HOW TO COMPLETE THIS TASK
Which lines of the entries contain the string "Fetch"? Please find them and copy them.

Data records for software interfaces
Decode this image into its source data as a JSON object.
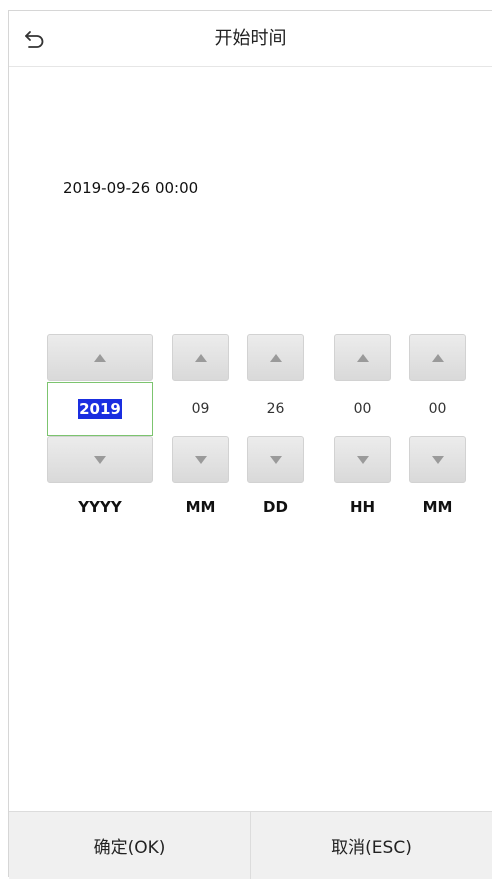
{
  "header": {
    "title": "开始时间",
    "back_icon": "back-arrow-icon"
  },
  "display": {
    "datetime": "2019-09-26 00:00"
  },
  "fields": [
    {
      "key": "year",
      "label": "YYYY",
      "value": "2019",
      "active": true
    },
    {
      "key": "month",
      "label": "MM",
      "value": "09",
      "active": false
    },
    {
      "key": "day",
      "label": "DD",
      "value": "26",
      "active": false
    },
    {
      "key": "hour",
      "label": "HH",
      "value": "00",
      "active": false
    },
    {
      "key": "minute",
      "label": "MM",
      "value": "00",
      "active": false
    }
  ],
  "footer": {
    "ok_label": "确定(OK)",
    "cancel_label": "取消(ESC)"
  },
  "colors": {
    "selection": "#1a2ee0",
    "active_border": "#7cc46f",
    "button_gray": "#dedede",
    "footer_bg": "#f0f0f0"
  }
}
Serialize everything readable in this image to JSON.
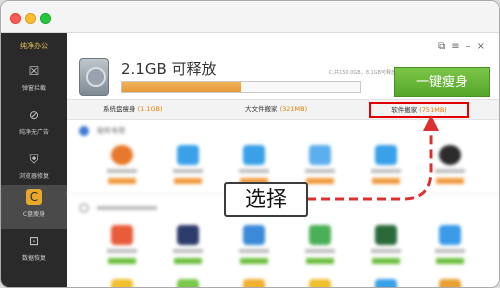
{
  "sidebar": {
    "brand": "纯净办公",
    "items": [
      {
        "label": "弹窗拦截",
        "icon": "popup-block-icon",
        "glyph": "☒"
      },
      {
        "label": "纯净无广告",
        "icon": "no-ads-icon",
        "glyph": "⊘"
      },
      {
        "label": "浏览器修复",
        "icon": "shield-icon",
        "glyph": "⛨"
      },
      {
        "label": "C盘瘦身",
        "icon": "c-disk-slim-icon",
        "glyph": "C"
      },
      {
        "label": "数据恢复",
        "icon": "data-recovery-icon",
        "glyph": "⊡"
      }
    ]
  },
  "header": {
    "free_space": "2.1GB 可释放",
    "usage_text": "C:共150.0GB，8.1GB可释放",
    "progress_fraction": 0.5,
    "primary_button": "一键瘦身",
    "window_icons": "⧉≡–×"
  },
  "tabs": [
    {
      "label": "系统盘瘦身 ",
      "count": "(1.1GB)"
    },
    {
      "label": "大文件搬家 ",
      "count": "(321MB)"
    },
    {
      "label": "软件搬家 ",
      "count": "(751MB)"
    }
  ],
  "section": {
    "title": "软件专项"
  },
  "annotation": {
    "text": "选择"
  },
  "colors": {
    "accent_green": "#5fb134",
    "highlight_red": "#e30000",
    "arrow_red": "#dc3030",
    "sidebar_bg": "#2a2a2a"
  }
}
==
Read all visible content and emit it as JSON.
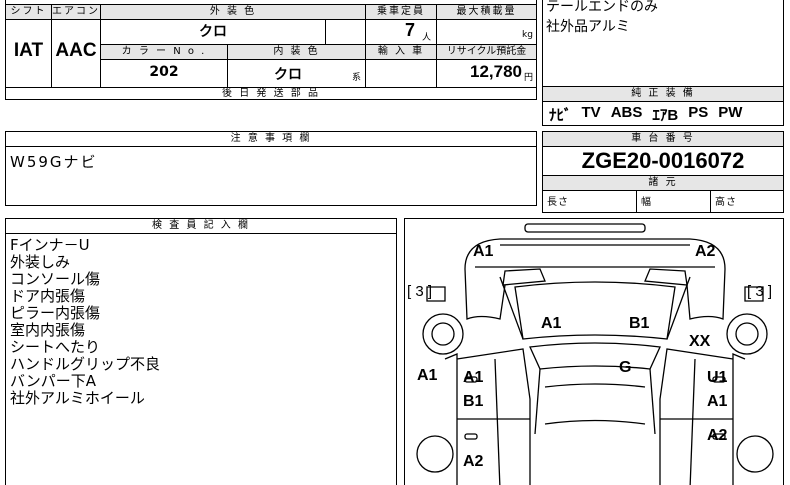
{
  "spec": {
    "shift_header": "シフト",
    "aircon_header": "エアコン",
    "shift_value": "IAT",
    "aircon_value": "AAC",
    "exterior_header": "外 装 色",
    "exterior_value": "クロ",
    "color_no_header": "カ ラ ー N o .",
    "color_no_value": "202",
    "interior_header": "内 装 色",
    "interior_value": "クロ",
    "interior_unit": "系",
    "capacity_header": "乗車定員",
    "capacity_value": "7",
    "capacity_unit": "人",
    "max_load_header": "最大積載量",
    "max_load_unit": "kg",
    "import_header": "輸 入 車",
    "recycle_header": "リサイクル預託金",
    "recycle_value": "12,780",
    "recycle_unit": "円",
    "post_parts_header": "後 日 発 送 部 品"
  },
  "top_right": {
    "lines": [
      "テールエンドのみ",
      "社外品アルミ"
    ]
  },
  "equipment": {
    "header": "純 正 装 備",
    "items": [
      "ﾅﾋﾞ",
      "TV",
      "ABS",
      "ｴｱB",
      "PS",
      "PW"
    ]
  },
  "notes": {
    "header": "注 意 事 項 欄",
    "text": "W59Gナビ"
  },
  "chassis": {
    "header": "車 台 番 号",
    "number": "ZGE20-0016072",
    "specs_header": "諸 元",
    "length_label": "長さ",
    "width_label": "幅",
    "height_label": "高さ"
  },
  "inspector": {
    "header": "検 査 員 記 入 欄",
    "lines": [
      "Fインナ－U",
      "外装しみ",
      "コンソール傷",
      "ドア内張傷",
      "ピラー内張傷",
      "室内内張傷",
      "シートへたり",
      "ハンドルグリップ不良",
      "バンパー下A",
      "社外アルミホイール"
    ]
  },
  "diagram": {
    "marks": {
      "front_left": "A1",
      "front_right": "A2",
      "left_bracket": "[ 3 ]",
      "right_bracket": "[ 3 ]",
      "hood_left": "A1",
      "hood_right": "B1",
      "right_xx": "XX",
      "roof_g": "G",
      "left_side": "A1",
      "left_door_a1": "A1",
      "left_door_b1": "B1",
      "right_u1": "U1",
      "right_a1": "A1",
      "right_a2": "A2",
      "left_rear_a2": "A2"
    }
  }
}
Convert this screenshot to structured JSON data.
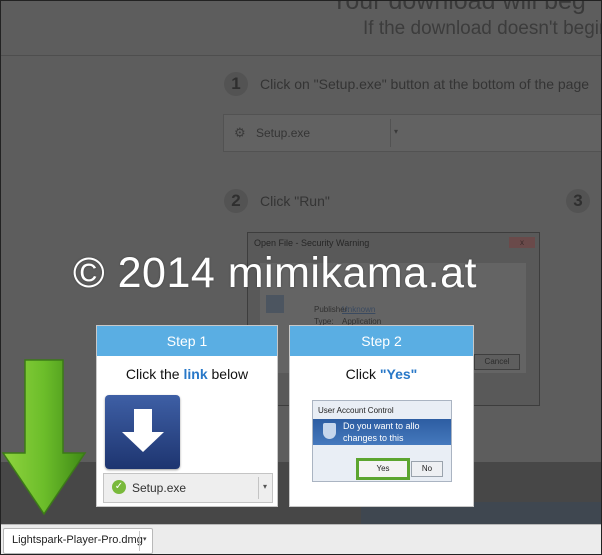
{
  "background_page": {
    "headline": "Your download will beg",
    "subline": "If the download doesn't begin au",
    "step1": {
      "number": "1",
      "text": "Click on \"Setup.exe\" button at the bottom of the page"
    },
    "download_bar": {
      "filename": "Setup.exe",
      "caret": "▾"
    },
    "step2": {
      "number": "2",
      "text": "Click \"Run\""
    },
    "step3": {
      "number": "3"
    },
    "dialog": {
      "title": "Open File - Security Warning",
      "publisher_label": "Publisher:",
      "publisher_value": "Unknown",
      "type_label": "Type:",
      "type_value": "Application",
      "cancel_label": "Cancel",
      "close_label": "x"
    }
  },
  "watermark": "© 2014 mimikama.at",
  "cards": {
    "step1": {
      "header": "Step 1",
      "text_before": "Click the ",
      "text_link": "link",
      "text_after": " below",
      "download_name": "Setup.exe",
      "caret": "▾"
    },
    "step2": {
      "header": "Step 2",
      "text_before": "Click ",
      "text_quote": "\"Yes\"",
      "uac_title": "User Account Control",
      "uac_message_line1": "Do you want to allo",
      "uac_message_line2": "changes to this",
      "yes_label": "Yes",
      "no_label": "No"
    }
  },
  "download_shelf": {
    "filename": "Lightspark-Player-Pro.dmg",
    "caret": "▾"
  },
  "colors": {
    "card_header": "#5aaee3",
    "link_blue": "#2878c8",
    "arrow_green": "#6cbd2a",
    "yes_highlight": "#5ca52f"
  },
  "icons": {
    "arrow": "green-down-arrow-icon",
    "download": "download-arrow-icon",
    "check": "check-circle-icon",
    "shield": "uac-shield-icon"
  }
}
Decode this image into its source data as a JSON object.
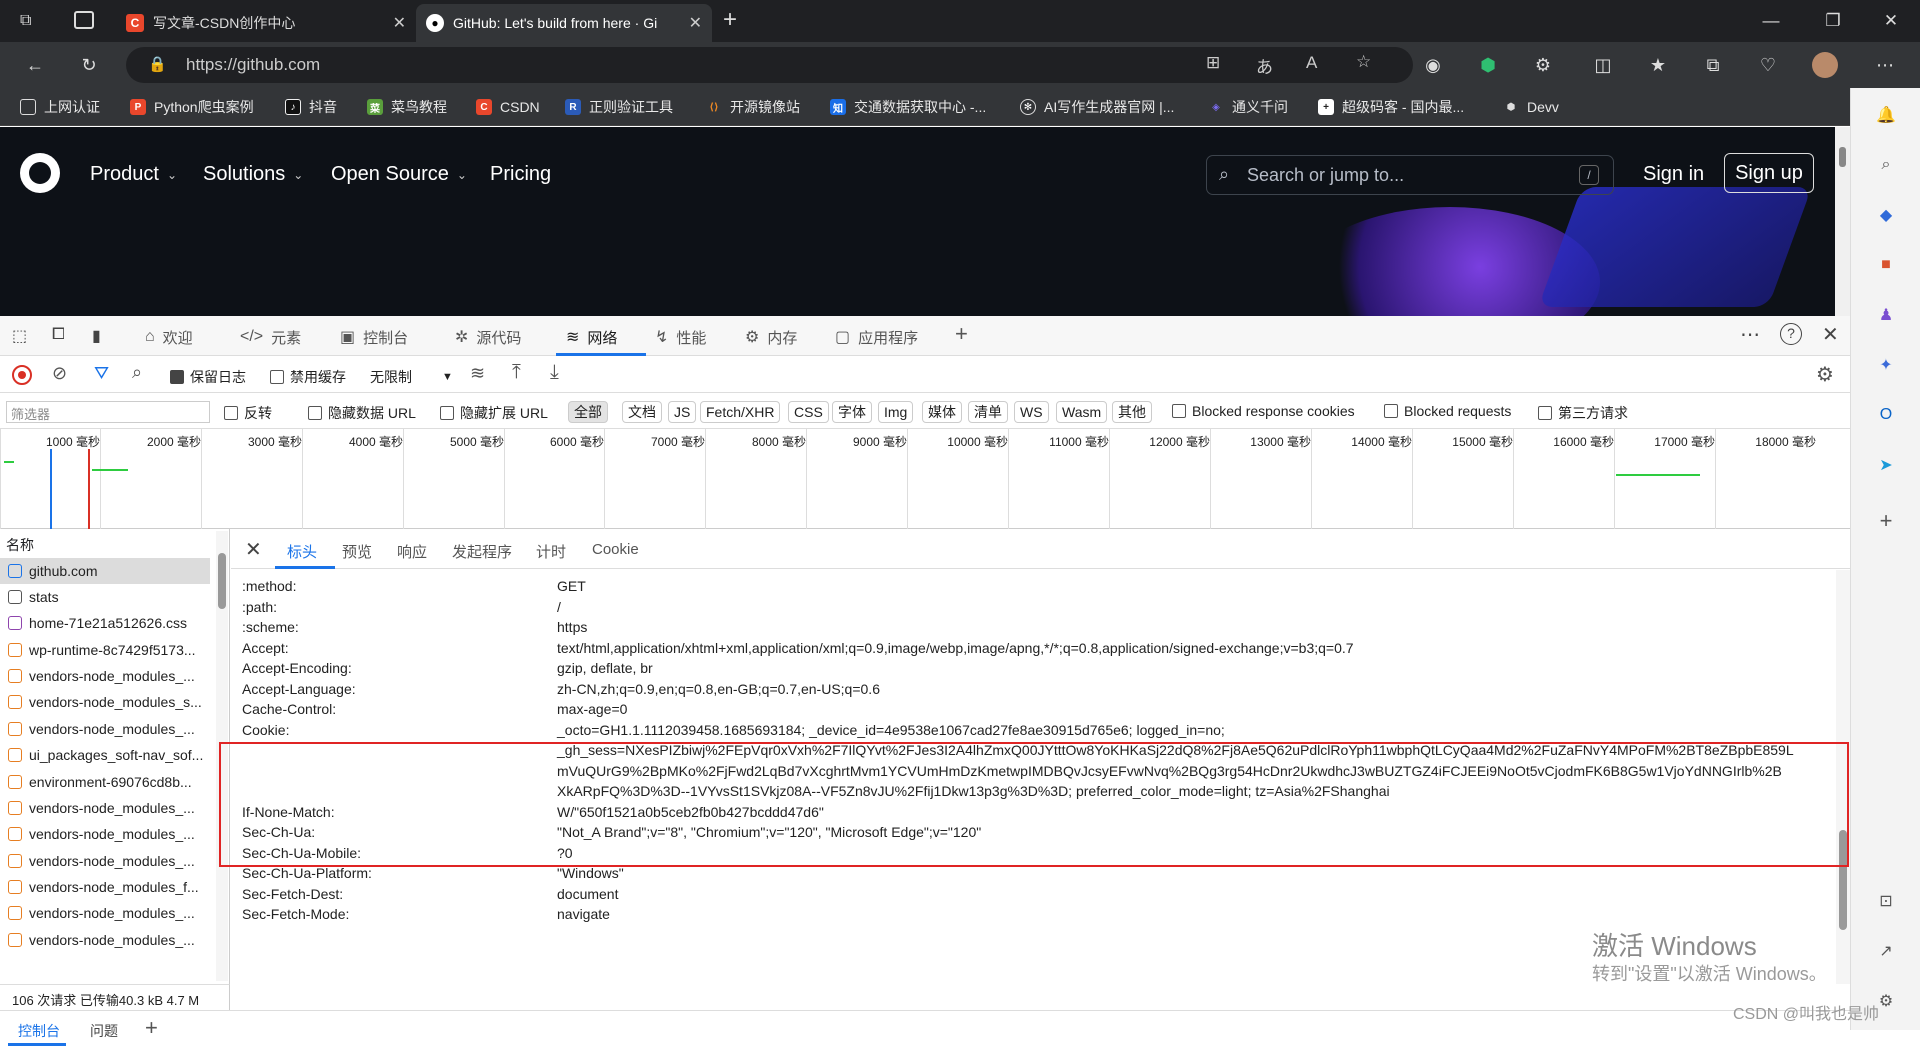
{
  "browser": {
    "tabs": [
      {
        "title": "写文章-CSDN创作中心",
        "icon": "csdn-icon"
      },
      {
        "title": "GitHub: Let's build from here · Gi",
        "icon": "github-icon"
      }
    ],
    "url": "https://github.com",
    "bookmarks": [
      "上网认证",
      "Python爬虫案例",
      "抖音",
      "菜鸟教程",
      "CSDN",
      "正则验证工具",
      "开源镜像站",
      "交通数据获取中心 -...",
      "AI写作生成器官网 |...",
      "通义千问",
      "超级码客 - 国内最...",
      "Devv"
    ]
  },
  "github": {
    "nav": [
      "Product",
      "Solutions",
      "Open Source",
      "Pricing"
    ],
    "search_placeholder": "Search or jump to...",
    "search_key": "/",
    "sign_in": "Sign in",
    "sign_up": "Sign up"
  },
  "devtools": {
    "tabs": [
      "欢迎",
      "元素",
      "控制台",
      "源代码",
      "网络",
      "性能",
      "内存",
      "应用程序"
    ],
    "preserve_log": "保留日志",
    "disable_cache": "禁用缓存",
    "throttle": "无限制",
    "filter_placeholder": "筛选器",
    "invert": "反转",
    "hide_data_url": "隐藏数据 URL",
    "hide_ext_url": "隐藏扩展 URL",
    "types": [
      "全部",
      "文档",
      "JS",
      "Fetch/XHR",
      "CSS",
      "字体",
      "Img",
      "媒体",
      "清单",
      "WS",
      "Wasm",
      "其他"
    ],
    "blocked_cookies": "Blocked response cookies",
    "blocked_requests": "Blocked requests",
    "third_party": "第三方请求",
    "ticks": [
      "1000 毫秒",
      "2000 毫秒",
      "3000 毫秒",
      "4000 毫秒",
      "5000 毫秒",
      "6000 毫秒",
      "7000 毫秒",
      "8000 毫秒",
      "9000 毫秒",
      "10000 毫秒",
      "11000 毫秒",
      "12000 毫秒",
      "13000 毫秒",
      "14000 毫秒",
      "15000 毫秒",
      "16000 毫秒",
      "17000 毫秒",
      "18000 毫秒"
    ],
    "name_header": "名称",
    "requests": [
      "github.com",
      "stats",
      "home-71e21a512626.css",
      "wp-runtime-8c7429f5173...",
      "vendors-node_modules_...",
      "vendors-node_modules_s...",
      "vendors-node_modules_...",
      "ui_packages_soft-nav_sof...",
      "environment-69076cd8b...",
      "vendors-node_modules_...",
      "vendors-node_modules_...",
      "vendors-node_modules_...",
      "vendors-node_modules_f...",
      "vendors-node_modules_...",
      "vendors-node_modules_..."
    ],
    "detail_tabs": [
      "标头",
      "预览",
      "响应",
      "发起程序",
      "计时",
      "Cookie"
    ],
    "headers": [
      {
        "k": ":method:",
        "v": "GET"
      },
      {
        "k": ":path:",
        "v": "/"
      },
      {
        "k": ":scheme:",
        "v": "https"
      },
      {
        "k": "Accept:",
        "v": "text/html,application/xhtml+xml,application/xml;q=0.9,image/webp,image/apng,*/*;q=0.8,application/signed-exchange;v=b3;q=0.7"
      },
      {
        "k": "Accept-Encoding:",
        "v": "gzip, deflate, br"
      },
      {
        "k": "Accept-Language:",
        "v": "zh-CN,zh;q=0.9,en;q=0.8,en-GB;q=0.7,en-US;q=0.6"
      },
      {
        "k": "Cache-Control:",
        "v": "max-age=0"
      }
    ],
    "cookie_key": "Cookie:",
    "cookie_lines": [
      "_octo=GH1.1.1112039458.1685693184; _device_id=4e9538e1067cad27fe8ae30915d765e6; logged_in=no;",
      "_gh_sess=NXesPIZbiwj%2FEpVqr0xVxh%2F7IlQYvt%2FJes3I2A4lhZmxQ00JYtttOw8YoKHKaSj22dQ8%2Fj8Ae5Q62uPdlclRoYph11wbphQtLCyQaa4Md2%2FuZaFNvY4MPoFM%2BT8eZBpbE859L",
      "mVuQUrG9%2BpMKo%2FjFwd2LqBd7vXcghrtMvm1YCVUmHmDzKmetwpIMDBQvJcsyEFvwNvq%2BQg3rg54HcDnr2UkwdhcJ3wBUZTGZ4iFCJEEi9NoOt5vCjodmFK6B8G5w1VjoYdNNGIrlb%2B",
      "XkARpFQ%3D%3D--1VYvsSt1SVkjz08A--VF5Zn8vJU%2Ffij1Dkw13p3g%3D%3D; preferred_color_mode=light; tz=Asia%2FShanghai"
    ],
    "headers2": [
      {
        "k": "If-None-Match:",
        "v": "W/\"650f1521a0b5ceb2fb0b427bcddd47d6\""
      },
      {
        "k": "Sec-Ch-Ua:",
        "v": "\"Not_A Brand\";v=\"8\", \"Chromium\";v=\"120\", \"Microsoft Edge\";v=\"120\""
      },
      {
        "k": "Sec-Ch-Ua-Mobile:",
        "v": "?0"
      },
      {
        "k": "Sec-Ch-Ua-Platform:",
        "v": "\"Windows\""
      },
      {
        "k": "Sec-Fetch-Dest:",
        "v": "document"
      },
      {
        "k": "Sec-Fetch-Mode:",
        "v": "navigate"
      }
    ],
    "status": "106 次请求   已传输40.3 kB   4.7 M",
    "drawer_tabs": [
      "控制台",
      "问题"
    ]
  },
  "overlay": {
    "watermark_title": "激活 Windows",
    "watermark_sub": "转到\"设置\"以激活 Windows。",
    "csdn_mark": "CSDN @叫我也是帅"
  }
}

SOLUTION FOR THIS TASK
      "Fetch/XHR",
        "k": "Sec-Fetch-Dest:",
        "k": "Sec-Fetch-Mode:",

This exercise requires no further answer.